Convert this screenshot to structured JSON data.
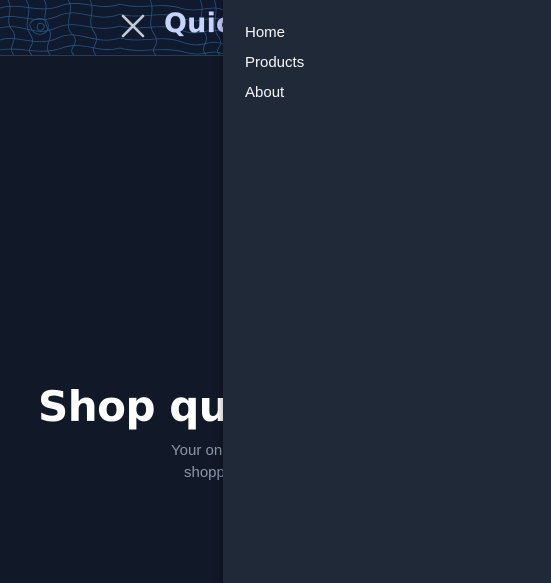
{
  "header": {
    "brand": "Quic",
    "close_icon": "close-icon"
  },
  "hero": {
    "title": "Shop qui",
    "subtitle_line1": "Your on",
    "subtitle_line2": "shopp"
  },
  "drawer": {
    "items": [
      {
        "label": "Home"
      },
      {
        "label": "Products"
      },
      {
        "label": "About"
      }
    ]
  },
  "colors": {
    "background": "#111827",
    "header": "#0f1a2e",
    "drawer": "#1f2937",
    "brand": "#c7d2fe",
    "subtitle": "#8b95a7"
  }
}
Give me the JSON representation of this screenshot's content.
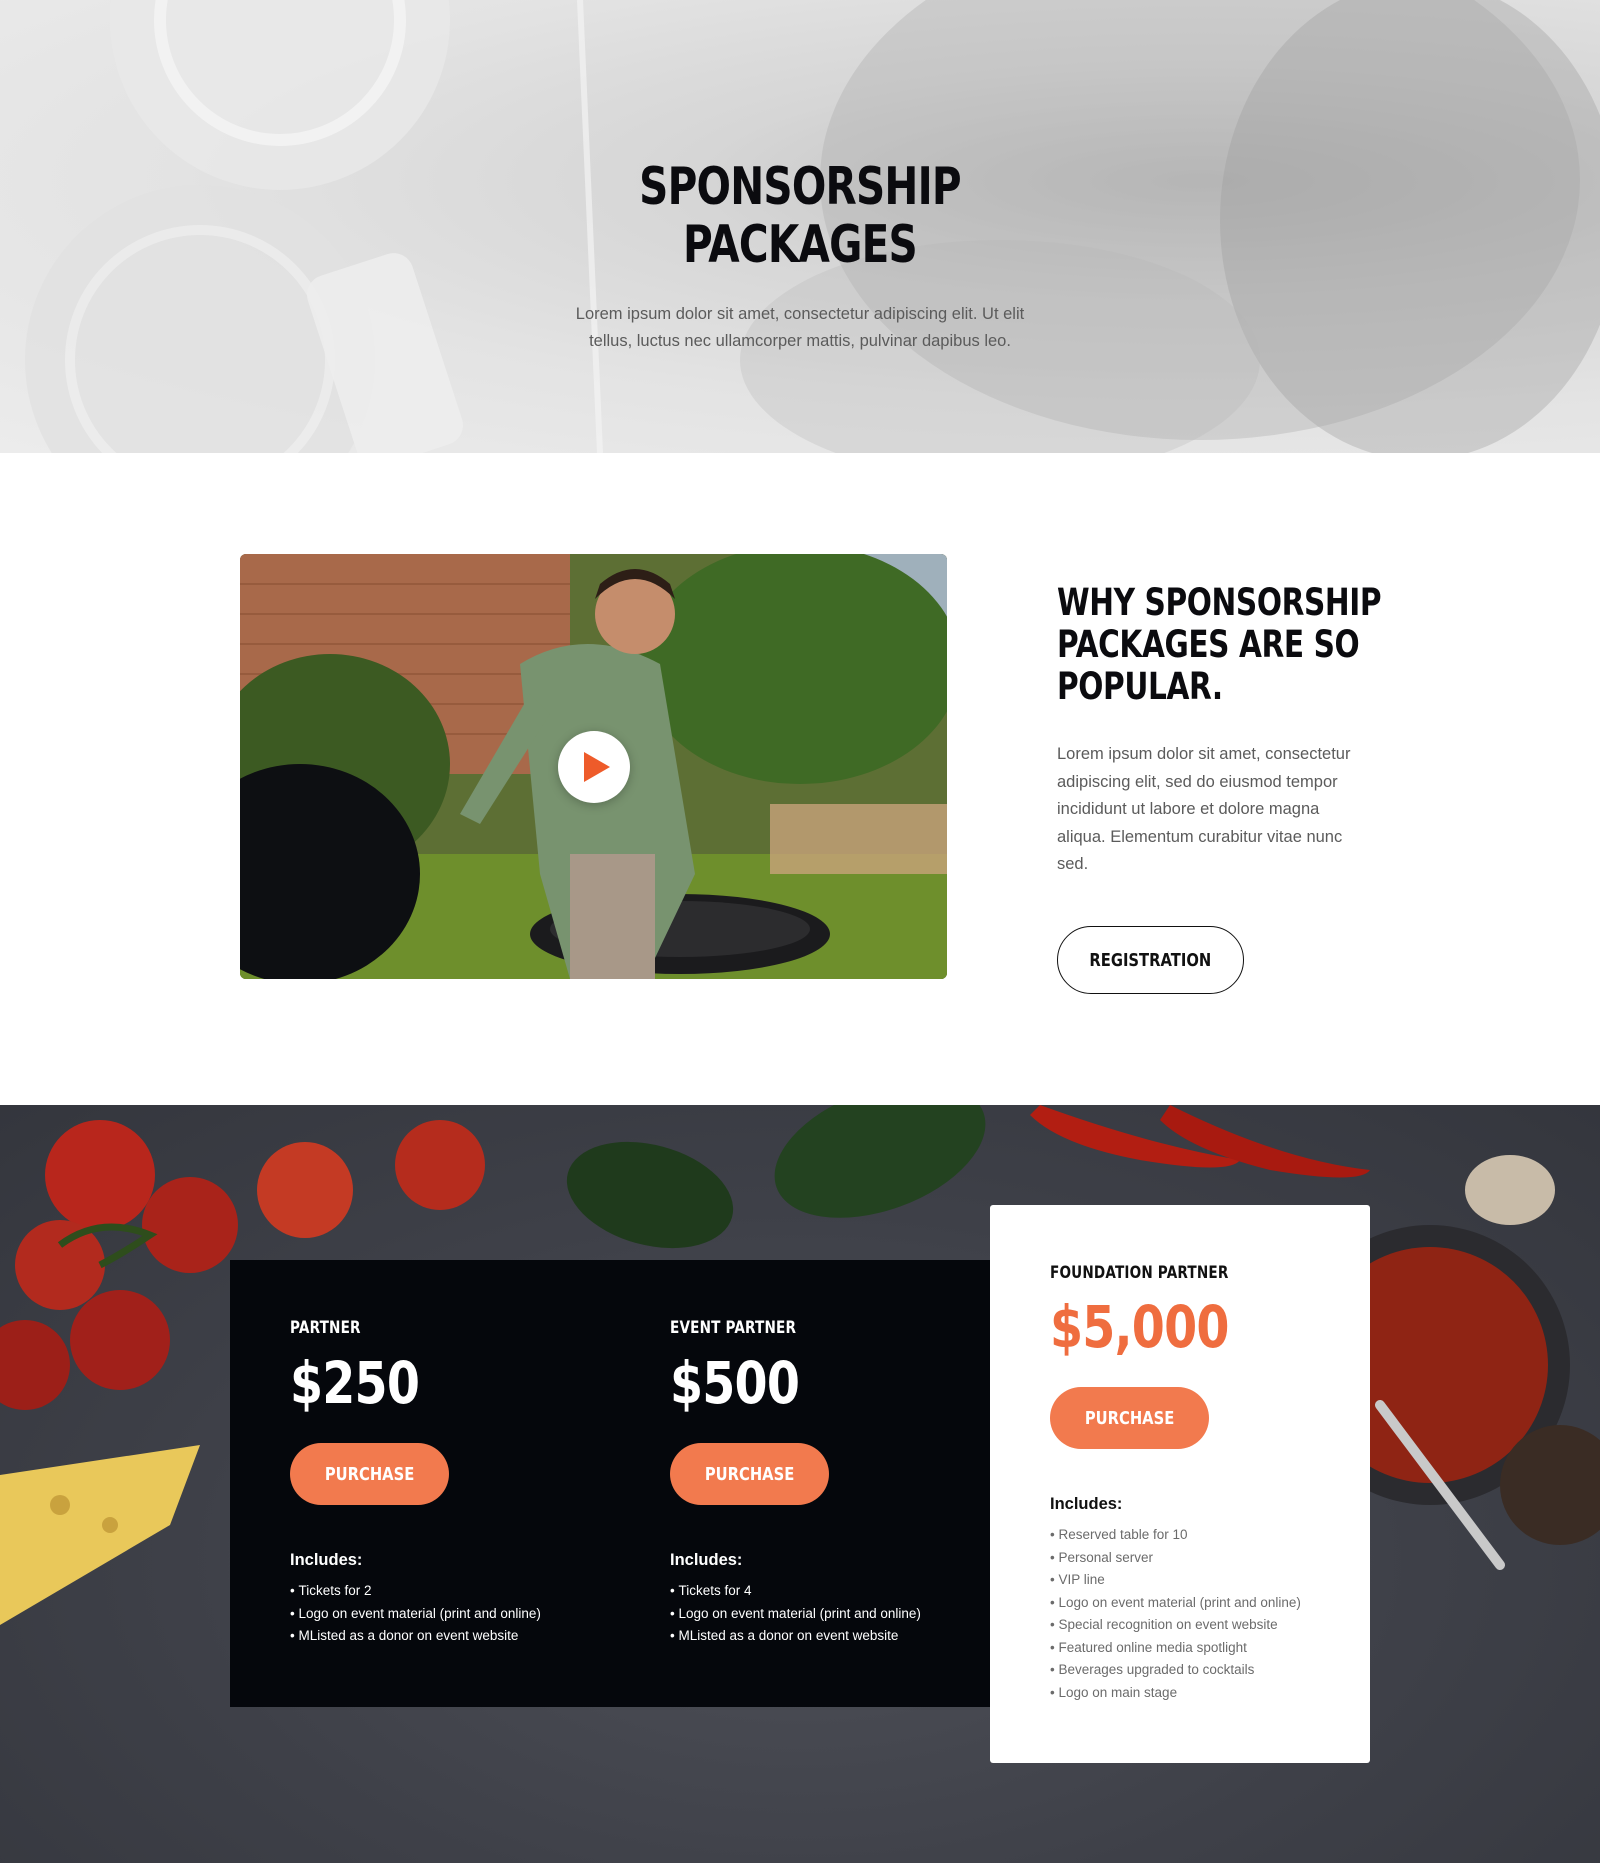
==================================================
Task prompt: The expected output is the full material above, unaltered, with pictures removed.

Result of this task:
Convert this screenshot to structured JSON data.
{
  "header": {
    "brand": "Quic",
    "close_icon": "close-icon"
  },
  "hero": {
    "title": "Shop qui",
    "subtitle_line1": "Your on",
    "subtitle_line2": "shopp"
  },
  "drawer": {
    "items": [
      {
        "label": "Home"
      },
      {
        "label": "Products"
      },
      {
        "label": "About"
      }
    ]
  },
  "colors": {
    "background": "#111827",
    "header": "#0f1a2e",
    "drawer": "#1f2937",
    "brand": "#c7d2fe",
    "subtitle": "#8b95a7"
  }
}
Give me the JSON representation of this screenshot's content.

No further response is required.